The following are ten ways to save money on your business phone and internet services that don’t require a change in service providers. A business could implement any of the following and experience instant savings.
Eliminate Wire Maintenance services. Inside wire maintenance covers the wiring on your side of your carrier’s demarcation point. It’s almost always inside your office walls and once it’s installed, there’s very little that can go wrong. Most businesses have a phone system and a service vendor that maintains that system. If there’s an issue, that’s who they would call. Wire maintenance costs approximately $5 per month per line. If you have 10 phone lines, you could have $50 per month by eliminating a service you don’t need.
Eliminate phone features you don’t need or use. Call Waiting, Call Return, Anonymous Call Rejection are examples of phone features that probably shouldn’t be on a business phone line. If you’re paying for these features, call your provider and have them removed. Phone features average $3.50 per feature, per month.
Add feature packages for the phone features you do use. If you have features you use but they’re being billed for them individually, ask your provider if they offer feature packages. Many phone companies offer phone line packages that include up to three phone features and the phone line at a lower rate than buying those services separately.
Bundle your services. If you’re receiving your internet and phone service from separate providers, consider using the same provider for both. Most carriers offer discounted bundle pricing. If you’re still using a separate long distance carrier, have your current phone service provider provide you with long distance services. Not only should you be able to achieve a lower per minute rate, you can eliminate some of the duplicate taxes and surcharges that show up on telecom bills.
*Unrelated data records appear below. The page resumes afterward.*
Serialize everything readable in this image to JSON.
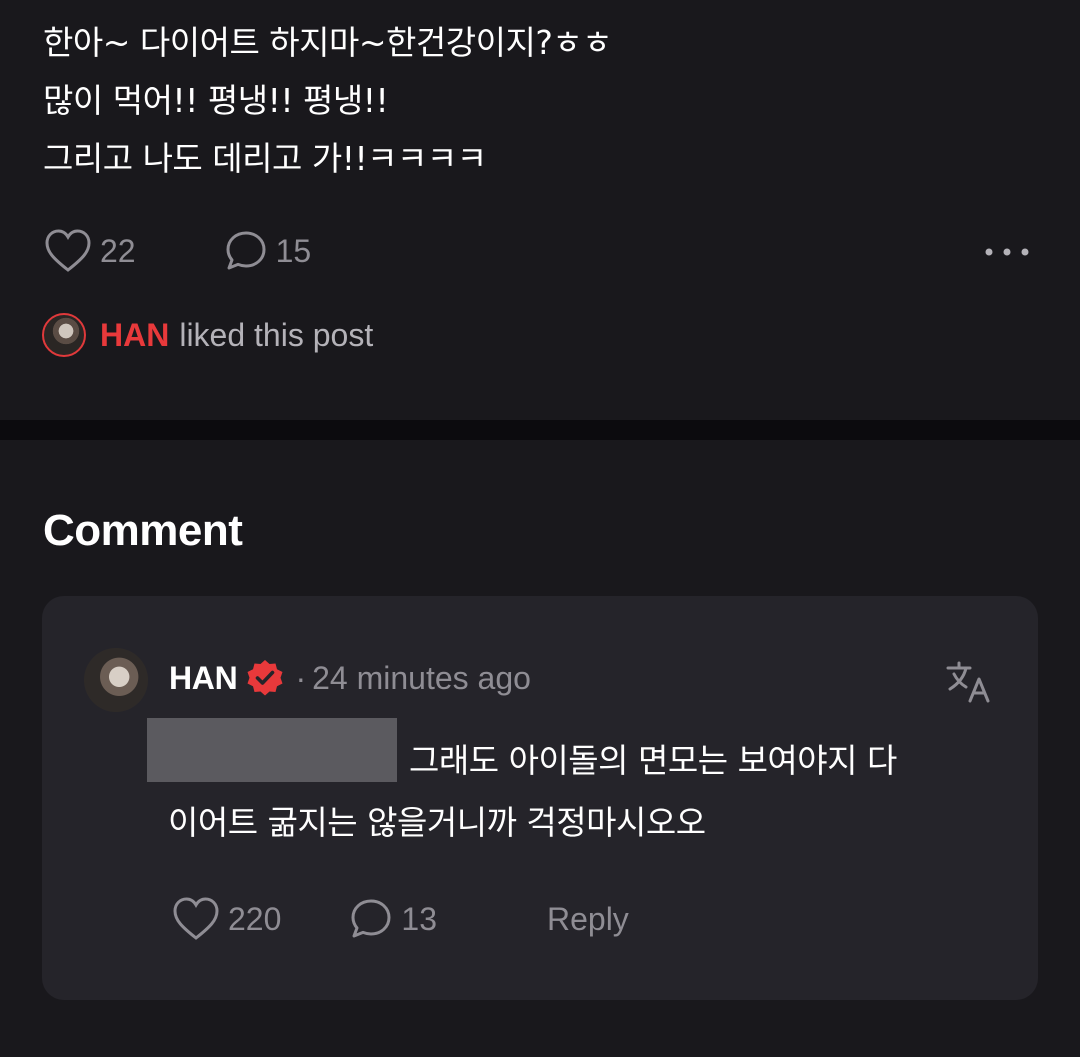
{
  "post": {
    "lines": [
      "한아~ 다이어트 하지마~한건강이지?ㅎㅎ",
      "많이 먹어!! 평냉!! 평냉!!",
      "그리고 나도 데리고 가!!ㅋㅋㅋㅋ"
    ],
    "like_count": "22",
    "comment_count": "15",
    "icons": {
      "like": "heart-outline-icon",
      "comment": "speech-bubble-icon",
      "more": "more-horizontal-icon"
    }
  },
  "liked_by": {
    "name": "HAN",
    "text": "liked this post"
  },
  "comments_section": {
    "heading": "Comment"
  },
  "comment": {
    "author": "HAN",
    "separator": "·",
    "time": "24 minutes ago",
    "text_line1": "그래도 아이돌의 면모는 보여야지 다",
    "text_line2": "이어트 굶지는 않을거니까 걱정마시오오",
    "like_count": "220",
    "reply_count": "13",
    "reply_label": "Reply",
    "icons": {
      "verified": "verified-badge-icon",
      "translate": "translate-icon"
    }
  },
  "colors": {
    "background": "#19181c",
    "card": "#25242a",
    "accent_red": "#e8393b",
    "muted_text": "#8f8d94"
  }
}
Re-price your phone lines. If your business has a number of business phone lines but you haven’t checked your rates in years, you’re definitely paying more than you could be paying. Call your phone company and inquire about the availability of discounted line rates. Competition in the telecom industry is high and phone companies have responded with more aggressive pricing. It’s possible to cut your line rates in half without making any physical changes to your service or switching to a different provider.
Eliminate frill services. If you are paying for deluxe internet packages that include services like web hosting, anti virus protection, vanity email addresses, or any service that you’re already receiving from another provider, eliminate the services or drop down to a less expensive plan that doesn’t include unneeded features.
Consolidate your billing. If you are receiving multiple bills from the same provider, have that company consolidate your billing. It’s estimated that it cost a company between $15 and $25 to administer one bill payment. If you can turn 10 bills into one, your company could reduce its administration costs by over $100 each month.
Eliminate third party billing charges. If your receiving business phone service from a local phone company, like CenturyLink, AT&T or Verizon, make sure you analyze each month’s phone bills. Phone companies operate as third party billing agents. Third party billing charges are typically for services you didn’t order and don’t want. If you don’t routinely scan your bills, you could be paying $10 to $25 each month for a service you’re not using and don’t need.
Reduce your minute packages. More and more employees are utilizing cell phones and email, subsequently reducing the amount of long distance minutes their company bills each month. Check your bills to see if you’re paying for a bundle of long distance minutes. If you are, compare the amount of bundled minutes to the number of minutes you actually use. Check a few months’ bills to make sure you have an accurate sample. If the number of minutes in your bundle is more than the amount you’re using, contact your provider to see if there is a smaller bundle available or if it would make more sense to pay per minute.
Eliminate redundant services. If you have voicemail as a feature of your phone system, make sure you’re not paying the phone company for that service. If you have a phone system with conferencing, you shouldn’t pay the phone company for 3 Way Calling. If you have a Find Me feature with a Unified Communication service, you don’t need to pay for Call Forwarding. Don’t pay for AOL if you have a broadband internet connection.
Many of the charges described above might not seem like much individually, but they can add up. Next week, in part 2, I’ll detail the potential results of overlooking “small” charges for unnecessary phone and internet services.
If you would like help implementing any of these items, contact CarrierBid Telecom Consulting today.